John Moran believes that the huge investment needed in housing will have to be met through innovative forms of low cost private finance, much of it from overseas.
Engineers Ireland estimates that the cost of retro-fitting our stock to the required standard will weigh in at between €35bn and €50bn – a staggering amount.
Careful planning will be needed. The organisation proposes that 'retrofit managers' be trained and hired and that many others be retrained.
Supply of labour - particularly skilled labour – looks set to be a key constraint. Just 5% of apprentices and 8% of engineering graduates are women.
Eugene Lynch of the Northern-based McAvoy group warns that many builders are close to retirement.
Clearly, this state of affairs cannot continue. Failing a dramatic uptake in the number of entrants, the manner in which homes are constructed will have to change.
The climate crisis is also dictating fundamental change when it comes to energy consumption in homes and the use of materials in their construction.
Cement and concrete are major contributors to global warming. Their use will have to be curtailed.

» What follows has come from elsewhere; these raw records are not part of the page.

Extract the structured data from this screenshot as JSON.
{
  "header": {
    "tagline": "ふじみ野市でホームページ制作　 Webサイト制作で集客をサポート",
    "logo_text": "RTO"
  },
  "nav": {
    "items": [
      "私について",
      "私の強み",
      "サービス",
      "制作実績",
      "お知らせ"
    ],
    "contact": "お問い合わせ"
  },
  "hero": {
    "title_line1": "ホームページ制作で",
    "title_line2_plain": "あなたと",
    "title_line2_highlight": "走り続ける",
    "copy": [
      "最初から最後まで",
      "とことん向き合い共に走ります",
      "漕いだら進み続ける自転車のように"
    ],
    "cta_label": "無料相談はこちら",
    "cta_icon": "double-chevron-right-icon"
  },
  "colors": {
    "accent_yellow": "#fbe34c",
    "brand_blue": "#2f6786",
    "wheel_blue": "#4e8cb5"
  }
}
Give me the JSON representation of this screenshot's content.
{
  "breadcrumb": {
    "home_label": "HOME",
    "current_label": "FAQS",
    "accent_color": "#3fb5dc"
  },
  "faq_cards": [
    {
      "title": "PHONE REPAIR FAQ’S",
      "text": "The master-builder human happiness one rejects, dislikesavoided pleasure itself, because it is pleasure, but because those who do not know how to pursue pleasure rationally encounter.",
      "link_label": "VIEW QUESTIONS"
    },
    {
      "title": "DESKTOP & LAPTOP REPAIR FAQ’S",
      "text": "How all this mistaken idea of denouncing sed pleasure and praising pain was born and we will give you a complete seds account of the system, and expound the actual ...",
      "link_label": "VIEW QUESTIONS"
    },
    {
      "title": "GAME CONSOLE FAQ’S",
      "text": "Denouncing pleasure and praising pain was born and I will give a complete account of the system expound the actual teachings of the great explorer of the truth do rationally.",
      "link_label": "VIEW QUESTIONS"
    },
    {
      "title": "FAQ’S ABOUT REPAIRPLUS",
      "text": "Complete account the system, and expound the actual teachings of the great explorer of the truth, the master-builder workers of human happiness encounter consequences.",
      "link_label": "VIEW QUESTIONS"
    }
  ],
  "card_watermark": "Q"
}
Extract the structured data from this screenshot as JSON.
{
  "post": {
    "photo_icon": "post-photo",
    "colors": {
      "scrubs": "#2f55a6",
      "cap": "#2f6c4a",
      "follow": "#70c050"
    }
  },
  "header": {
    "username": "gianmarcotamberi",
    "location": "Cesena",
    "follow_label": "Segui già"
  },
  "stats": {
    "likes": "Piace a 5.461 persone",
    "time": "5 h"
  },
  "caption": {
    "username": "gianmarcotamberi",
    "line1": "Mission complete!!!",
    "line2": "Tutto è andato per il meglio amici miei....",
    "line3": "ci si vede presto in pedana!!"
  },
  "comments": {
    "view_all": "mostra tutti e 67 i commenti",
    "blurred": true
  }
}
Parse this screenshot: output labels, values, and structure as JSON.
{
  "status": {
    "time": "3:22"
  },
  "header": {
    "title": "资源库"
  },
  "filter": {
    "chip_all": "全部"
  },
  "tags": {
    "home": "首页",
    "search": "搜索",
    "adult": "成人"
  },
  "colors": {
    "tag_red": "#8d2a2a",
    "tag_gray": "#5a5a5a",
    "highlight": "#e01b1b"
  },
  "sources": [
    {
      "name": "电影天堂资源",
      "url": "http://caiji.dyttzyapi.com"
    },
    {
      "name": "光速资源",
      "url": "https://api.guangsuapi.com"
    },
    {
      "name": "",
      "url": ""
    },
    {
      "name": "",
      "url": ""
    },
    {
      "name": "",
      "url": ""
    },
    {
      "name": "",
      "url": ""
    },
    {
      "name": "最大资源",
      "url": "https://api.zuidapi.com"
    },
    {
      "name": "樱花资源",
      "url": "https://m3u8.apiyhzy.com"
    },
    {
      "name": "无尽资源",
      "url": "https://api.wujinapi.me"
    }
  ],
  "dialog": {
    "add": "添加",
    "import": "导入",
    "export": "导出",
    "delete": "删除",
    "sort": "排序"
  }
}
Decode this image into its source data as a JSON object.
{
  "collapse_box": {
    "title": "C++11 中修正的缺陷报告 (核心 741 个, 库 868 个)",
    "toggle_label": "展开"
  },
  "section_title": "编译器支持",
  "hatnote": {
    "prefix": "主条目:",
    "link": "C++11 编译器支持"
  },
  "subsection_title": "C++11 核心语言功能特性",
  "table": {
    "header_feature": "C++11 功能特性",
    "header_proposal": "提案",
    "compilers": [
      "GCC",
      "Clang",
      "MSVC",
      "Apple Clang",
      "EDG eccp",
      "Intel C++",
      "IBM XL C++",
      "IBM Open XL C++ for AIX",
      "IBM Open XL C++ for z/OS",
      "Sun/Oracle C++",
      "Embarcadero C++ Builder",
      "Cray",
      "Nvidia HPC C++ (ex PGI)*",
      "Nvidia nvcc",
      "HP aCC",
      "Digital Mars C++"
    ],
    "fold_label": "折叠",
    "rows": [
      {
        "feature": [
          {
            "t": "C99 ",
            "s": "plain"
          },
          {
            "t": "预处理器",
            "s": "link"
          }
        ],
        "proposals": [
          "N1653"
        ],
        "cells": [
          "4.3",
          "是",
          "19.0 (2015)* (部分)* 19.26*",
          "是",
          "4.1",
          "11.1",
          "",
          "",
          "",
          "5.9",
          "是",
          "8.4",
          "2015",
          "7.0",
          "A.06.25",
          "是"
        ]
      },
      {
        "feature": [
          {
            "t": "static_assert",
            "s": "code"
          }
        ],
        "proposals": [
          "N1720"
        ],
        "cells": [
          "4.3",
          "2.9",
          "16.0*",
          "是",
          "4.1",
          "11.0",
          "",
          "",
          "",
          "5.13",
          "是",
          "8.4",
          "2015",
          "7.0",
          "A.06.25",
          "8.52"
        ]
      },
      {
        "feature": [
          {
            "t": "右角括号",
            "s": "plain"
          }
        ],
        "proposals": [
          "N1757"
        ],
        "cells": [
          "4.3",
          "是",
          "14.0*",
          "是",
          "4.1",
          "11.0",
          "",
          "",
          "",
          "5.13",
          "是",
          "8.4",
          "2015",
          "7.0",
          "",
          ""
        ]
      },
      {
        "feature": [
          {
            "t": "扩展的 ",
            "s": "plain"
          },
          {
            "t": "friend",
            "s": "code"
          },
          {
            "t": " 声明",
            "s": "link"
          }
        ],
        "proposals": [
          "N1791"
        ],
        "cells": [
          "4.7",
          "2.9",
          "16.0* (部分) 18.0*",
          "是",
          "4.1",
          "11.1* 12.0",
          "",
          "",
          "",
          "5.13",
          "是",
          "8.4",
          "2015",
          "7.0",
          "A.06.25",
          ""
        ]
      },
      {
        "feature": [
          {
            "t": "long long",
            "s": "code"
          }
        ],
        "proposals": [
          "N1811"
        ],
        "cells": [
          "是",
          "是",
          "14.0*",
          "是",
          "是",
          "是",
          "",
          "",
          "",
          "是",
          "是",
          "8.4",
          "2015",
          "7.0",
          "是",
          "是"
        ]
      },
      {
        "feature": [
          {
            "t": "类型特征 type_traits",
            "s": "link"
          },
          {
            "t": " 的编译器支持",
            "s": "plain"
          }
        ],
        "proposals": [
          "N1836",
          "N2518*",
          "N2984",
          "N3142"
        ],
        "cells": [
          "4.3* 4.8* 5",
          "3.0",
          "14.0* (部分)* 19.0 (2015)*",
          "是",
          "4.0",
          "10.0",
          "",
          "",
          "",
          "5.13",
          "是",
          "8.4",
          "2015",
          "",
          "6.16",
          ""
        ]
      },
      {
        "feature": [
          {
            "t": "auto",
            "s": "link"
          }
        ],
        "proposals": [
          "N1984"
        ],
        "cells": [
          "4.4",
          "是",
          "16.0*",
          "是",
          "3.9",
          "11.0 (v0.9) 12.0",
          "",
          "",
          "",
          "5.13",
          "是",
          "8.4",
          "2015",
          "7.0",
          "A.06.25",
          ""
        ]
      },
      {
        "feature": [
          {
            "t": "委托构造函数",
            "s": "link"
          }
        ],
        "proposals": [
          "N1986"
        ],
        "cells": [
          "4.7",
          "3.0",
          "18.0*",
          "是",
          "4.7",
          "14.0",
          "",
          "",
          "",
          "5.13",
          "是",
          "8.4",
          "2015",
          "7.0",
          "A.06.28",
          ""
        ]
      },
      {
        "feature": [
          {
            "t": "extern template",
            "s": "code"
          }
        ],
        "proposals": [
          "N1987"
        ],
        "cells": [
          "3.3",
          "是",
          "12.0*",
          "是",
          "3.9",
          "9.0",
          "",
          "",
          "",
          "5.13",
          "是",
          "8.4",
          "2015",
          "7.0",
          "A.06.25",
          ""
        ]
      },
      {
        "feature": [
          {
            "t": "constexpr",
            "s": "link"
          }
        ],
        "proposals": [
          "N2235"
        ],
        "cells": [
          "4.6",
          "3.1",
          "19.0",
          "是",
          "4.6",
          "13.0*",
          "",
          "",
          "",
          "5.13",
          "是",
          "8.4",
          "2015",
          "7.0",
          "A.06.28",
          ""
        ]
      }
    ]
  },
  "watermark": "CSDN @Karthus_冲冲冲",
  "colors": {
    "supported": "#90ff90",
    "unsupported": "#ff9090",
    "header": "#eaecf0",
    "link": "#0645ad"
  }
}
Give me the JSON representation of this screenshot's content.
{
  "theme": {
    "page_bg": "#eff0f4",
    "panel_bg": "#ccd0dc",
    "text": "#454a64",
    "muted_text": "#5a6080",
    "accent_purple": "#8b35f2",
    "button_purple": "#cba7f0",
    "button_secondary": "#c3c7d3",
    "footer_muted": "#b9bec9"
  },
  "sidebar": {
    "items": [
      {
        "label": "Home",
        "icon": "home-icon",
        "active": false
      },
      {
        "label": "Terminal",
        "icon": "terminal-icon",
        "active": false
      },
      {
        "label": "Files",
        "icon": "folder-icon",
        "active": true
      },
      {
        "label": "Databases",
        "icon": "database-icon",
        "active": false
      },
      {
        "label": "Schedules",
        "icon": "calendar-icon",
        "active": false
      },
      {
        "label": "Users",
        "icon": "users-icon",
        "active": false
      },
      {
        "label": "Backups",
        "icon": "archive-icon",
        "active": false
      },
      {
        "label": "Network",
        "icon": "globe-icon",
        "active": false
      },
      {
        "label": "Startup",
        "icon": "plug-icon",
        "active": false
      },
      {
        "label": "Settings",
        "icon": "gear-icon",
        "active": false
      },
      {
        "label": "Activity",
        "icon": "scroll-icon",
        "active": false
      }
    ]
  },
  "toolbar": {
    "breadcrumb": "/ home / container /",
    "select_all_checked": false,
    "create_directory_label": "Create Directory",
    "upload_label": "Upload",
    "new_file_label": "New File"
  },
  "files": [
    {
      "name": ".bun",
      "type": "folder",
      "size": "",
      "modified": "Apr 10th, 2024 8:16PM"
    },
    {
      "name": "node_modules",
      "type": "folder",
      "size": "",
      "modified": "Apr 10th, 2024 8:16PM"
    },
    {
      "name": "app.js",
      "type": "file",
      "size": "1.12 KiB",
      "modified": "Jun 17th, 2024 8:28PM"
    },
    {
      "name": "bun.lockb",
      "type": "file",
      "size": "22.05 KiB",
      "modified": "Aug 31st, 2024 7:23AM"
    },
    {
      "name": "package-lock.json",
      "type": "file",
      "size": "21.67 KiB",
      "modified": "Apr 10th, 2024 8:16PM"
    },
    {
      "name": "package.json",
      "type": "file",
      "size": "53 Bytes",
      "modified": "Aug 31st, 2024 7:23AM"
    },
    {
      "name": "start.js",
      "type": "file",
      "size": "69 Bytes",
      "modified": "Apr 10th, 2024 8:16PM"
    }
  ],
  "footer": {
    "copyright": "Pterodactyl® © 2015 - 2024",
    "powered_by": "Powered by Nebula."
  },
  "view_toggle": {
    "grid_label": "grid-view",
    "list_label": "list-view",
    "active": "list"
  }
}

Mr Lynch’s firm has begun to manufacture housing off site, allowing employees to pursue family-friendly working hours.
This and other approaches could tackle the looming labour shortage while providing housing solutions at affordable prices.
Firms in places like Germany are already supplying low cost, low carbon homes manufactured off site.
Perhaps, for now, this is a pipe dream, but certainly no more so than the promise of ‘smart homes’ – increasingly touted - which appear more like an expensive IT industry-led solution for the very well-off home buyer than a viable solution to the crisis of supply now weighing on so many.